Philippines, China hold ‘friendly and candid’ South China Sea talks
MANILA (Reuters) – The Philippines and China have held “friendly and candid” talks in the South China Sea, the Philippine Foreign Ministry said on Saturday, days after the minister ordered Chinese ships to leave the waterway challenged in a sworn tweet.
The presence of hundreds of Chinese ships inside the Philippines’ 200-mile Exclusive Economic Zone (EEZ) has been the latest source of tension between the two countries in the South China Sea, through which 3 trillion annually pass. dollars worth of goods.
The Philippines said the invading ships were occupied by militiamen, while Beijing said they were fishing boats sheltered from the elements.
“The two sides had friendly and frank exchanges on the general situation and specific issues of concern in the South China Sea,” as part of a bilateral consultation mechanism convened in 2016 to ease tensions in the waterway strategic, said the Foreign Ministry (DFA). in a report.

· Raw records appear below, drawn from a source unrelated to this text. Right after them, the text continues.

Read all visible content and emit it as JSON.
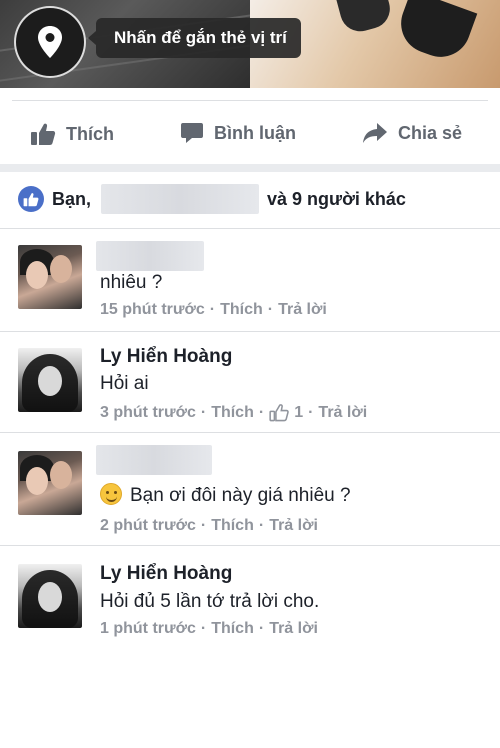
{
  "location": {
    "tooltip": "Nhấn để gắn thẻ vị trí",
    "icon": "location-pin-icon"
  },
  "actions": {
    "like": "Thích",
    "comment": "Bình luận",
    "share": "Chia sẻ"
  },
  "likes": {
    "prefix": "Bạn,",
    "suffix": "và 9 người khác"
  },
  "comments": [
    {
      "author": "",
      "text": "nhiêu ?",
      "time": "15 phút trước",
      "like": "Thích",
      "reply": "Trả lời",
      "like_count": ""
    },
    {
      "author": "Ly Hiển Hoàng",
      "text": "Hỏi ai",
      "time": "3 phút trước",
      "like": "Thích",
      "reply": "Trả lời",
      "like_count": "1"
    },
    {
      "author": "",
      "text": "Bạn ơi đôi này giá nhiêu ?",
      "time": "2 phút trước",
      "like": "Thích",
      "reply": "Trả lời",
      "like_count": "",
      "emoji": "smiling-face-icon"
    },
    {
      "author": "Ly Hiển Hoàng",
      "text": "Hỏi đủ 5 lần tớ trả lời cho.",
      "time": "1 phút trước",
      "like": "Thích",
      "reply": "Trả lời",
      "like_count": ""
    }
  ],
  "colors": {
    "accent": "#4a6fc8",
    "meta_text": "#90949c",
    "action_text": "#616770"
  }
}
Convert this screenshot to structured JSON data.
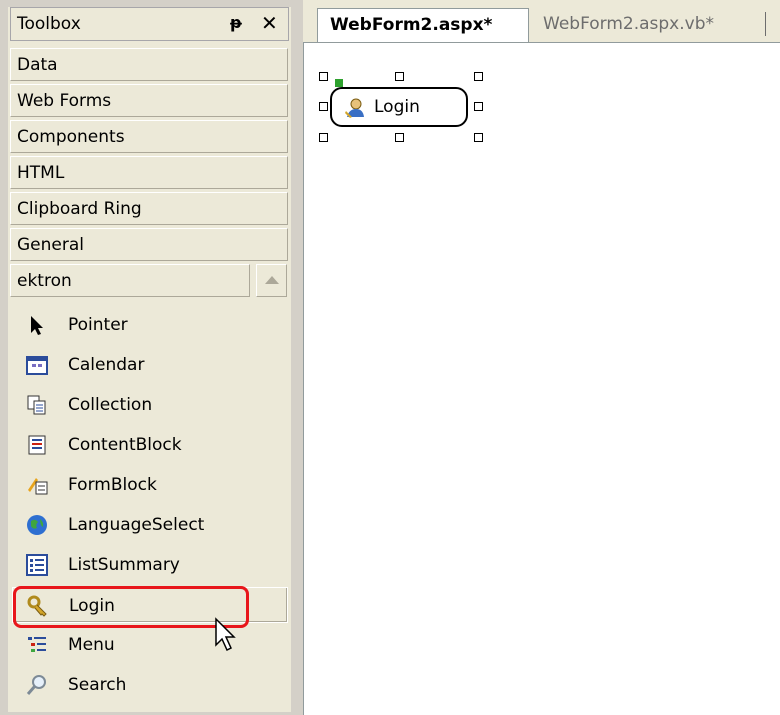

âThere has been mutual recognition of the importance of dialogue to ease tensions and understand the position and intentions of each country in the region,â said the DFA.
Earlier this month, Philippine Foreign Minister Teodoro Locsin compared China to “a bad jester” for its behavior on the waterway.
“China, my friend, how politely can I say this? Let me seeâ¦ Oâ¦ FUCK OUT, âLocsin tweeted on his personal account.
Philippine President Rodrigo Duterte, who prefers not to provoke Beijing and wants to leverage it for loans and investments, has banned his ministers from speaking about the South China Sea situation in public after the explosion.
Friday’s debate was also touched on when a Philippine fishing boat sank in June 2019 by a Chinese fishing vessel that abandoned Filipino fishermen in the South China Sea. The Philippine Department of Justice will seek compensation for the victims, the DFA said.
Despite recent tensions, ties between the Philippines and China have improved under Duterte, who described the 2016 South China Sea arbitration decision that was in the Philippines’ favor as just a “piece of paper” that ‘he could throw in the trash.
But the Philippines reiterated their call for Beijing to respect international law, including the arbitration award in the talks, the DFA said.
Reporting by Karen Lema; Edited by Lincoln Feast.